This recording of Hippolyte et Aricie was made in Paris at the Salle Wagram in 1996, following performances the year before at the Palais Garnier.
This Sylvie Bouis-sou's edition, trumps Minkowski/Musiciens du Louvre (Archiv 001572102)'s version in terms of authenticity, as one reviewer already noted, in restoring much but not all recitatives, in an attempt to get at what Rameau wanted before being forced to make concessions for the performance of his first opera. The most significant variation occurs at the end of the work, where conductor William Christie includes some recitative, a short air, and a reprised chorus that aren't in Minkowski. The differences between the two versions are such that it is difficult to follow the Christie version with Minkowski's libretto. This reissue by Warner, however, is without the libretto, which is the greatest downside of this release.
Despite the opera's title, the main protagonists are Theseus and his queen Phaedra, whose guilty passion for her `son' Hippolytus precipitates the tragedy (even though there is a happy ending for the eponymous pair). Lorraine Hunt Lieberson is even more passionate than Dame Janet Baker was on the Decca recording, and particularly impressive in "Cruelle mere des amours" which begins Act 3, an aria into which Rameau poured all his artifices of affecting suspensions and harmonies. Rameau's composing skill is fully evident in this work: the profusion of invention, the unobtrusive contrapuntal skill, the charm and colour of the instrumentation and the freedom allotted to the orchestra. The work's final scene, set in a woodland, is filled with an enchanting atmosphere, ending, after the customary chaconne, with "Rossignols amoureux" (delightfully sung by Patricia Petibon). Anna-Maria Panzarella makes an appealingly youthful Aricia (to whom Rameau allocates surprisingly little on her own), and Mark Padmore is an affecting and lyrical Hippolyte, if not outright perfect, making the most of his despairing Act 4 aria "Ar, faut-il, enc jour, perdre tout ce que j'apos'aime?".
Lorraine Hunt is exceptional as Phèdre, for interpretation, vocal beauty, and agility. Laurent Naouri has a firm lower range, and a refined baritonal timbre for the top notes. Eirian James is able to combine a forward enunciation with a dark tone, and has a strong theatrical sense. The only slight disappointment is Anna-Maria Panzarella. Her tendency to sing ever so slightly flat followed by an adjustment upward after landing on a held note led to vocal problems, which include sluggish movement from note to note and an inability to color or soften the voice.
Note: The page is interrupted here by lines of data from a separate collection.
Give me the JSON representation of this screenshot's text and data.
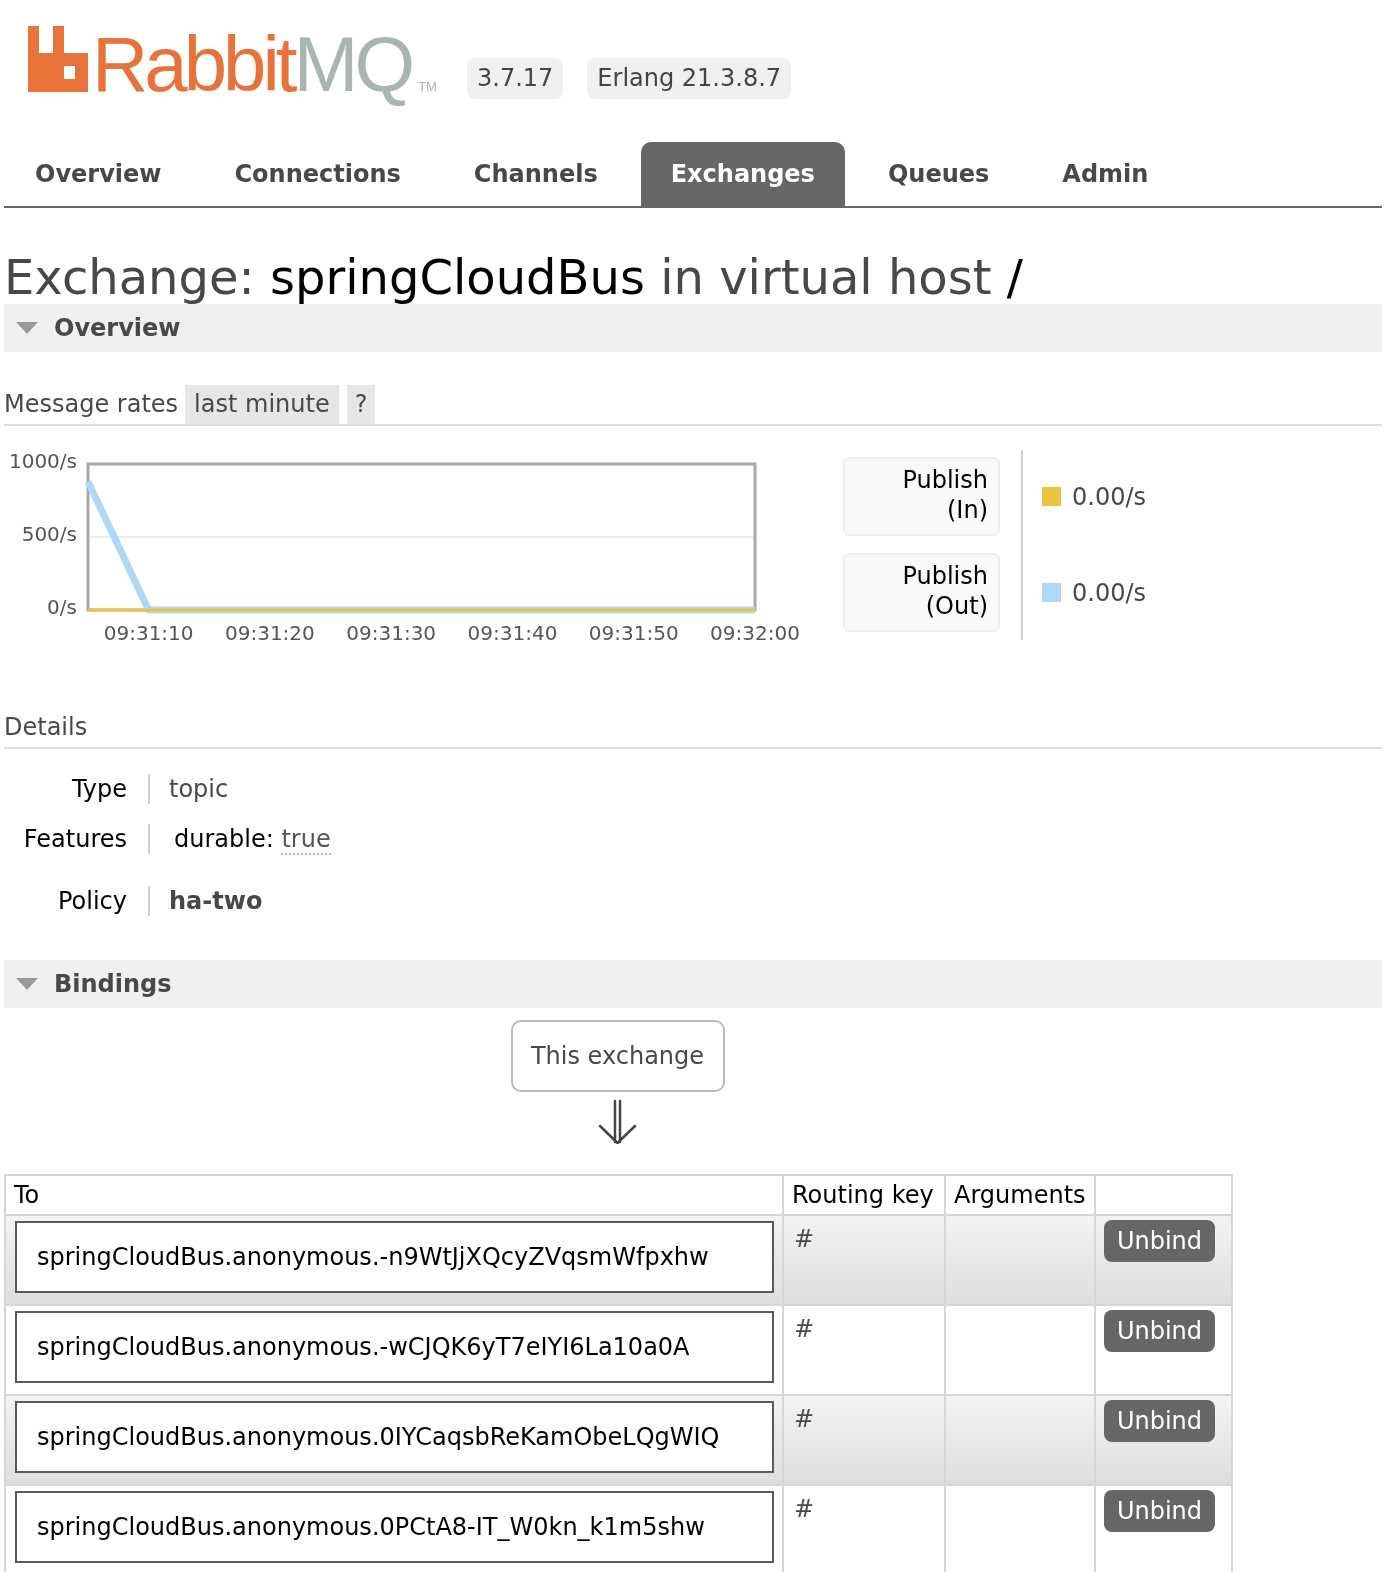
{
  "header": {
    "logo": {
      "part_1": "Rabbit",
      "part_2": "MQ",
      "trademark": "TM"
    },
    "badges": [
      "3.7.17",
      "Erlang 21.3.8.7"
    ]
  },
  "tabs": [
    {
      "label": "Overview",
      "selected": false
    },
    {
      "label": "Connections",
      "selected": false
    },
    {
      "label": "Channels",
      "selected": false
    },
    {
      "label": "Exchanges",
      "selected": true
    },
    {
      "label": "Queues",
      "selected": false
    },
    {
      "label": "Admin",
      "selected": false
    }
  ],
  "title": {
    "prefix": "Exchange:",
    "name": "springCloudBus",
    "middle": "in virtual host",
    "vhost": "/"
  },
  "overview": {
    "title": "Overview",
    "expanded": true,
    "message_rates": {
      "label": "Message rates",
      "range": "last minute",
      "help": "?",
      "chart_data": {
        "type": "line",
        "categories": [
          null,
          "09:31:10",
          null,
          "09:31:20",
          null,
          "09:31:30",
          null,
          "09:31:40",
          null,
          "09:31:50",
          null,
          "09:32:00"
        ],
        "ylim": [
          0,
          1000
        ],
        "yticks": [
          {
            "value": 0,
            "label": "0/s"
          },
          {
            "value": 500,
            "label": "500/s"
          },
          {
            "value": 1000,
            "label": "1000/s"
          }
        ],
        "series": [
          {
            "name": "Publish (In)",
            "color": "#edc240",
            "values": [
              0,
              0,
              0,
              0,
              0,
              0,
              0,
              0,
              0,
              0,
              0,
              0
            ]
          },
          {
            "name": "Publish (Out)",
            "color": "#afd8f8",
            "values": [
              880,
              0,
              0,
              0,
              0,
              0,
              0,
              0,
              0,
              0,
              0,
              0
            ]
          }
        ]
      },
      "rates": [
        "0.00/s",
        "0.00/s"
      ]
    },
    "details": {
      "title": "Details",
      "rows": [
        {
          "kind": "text",
          "label": "Type",
          "value": "topic"
        },
        {
          "kind": "feature",
          "label": "Features",
          "key": "durable:",
          "value": "true"
        },
        {
          "kind": "policy",
          "label": "Policy",
          "value": "ha-two"
        }
      ]
    }
  },
  "bindings": {
    "title": "Bindings",
    "expanded": true,
    "source": "This exchange",
    "columns": [
      "To",
      "Routing key",
      "Arguments"
    ],
    "rows": [
      {
        "destination": "springCloudBus.anonymous.-n9WtJjXQcyZVqsmWfpxhw",
        "routing_key": "#",
        "action": "Unbind"
      },
      {
        "destination": "springCloudBus.anonymous.-wCJQK6yT7eIYI6La10a0A",
        "routing_key": "#",
        "action": "Unbind"
      },
      {
        "destination": "springCloudBus.anonymous.0IYCaqsbReKamObeLQgWIQ",
        "routing_key": "#",
        "action": "Unbind"
      },
      {
        "destination": "springCloudBus.anonymous.0PCtA8-IT_W0kn_k1m5shw",
        "routing_key": "#",
        "action": "Unbind"
      }
    ]
  }
}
In all but Panzarella, Christie's Hippolyte et Aricie is as good as or better than Minkowski.
The only quibble with this re-issue, which is an important one, is the lack of libretto.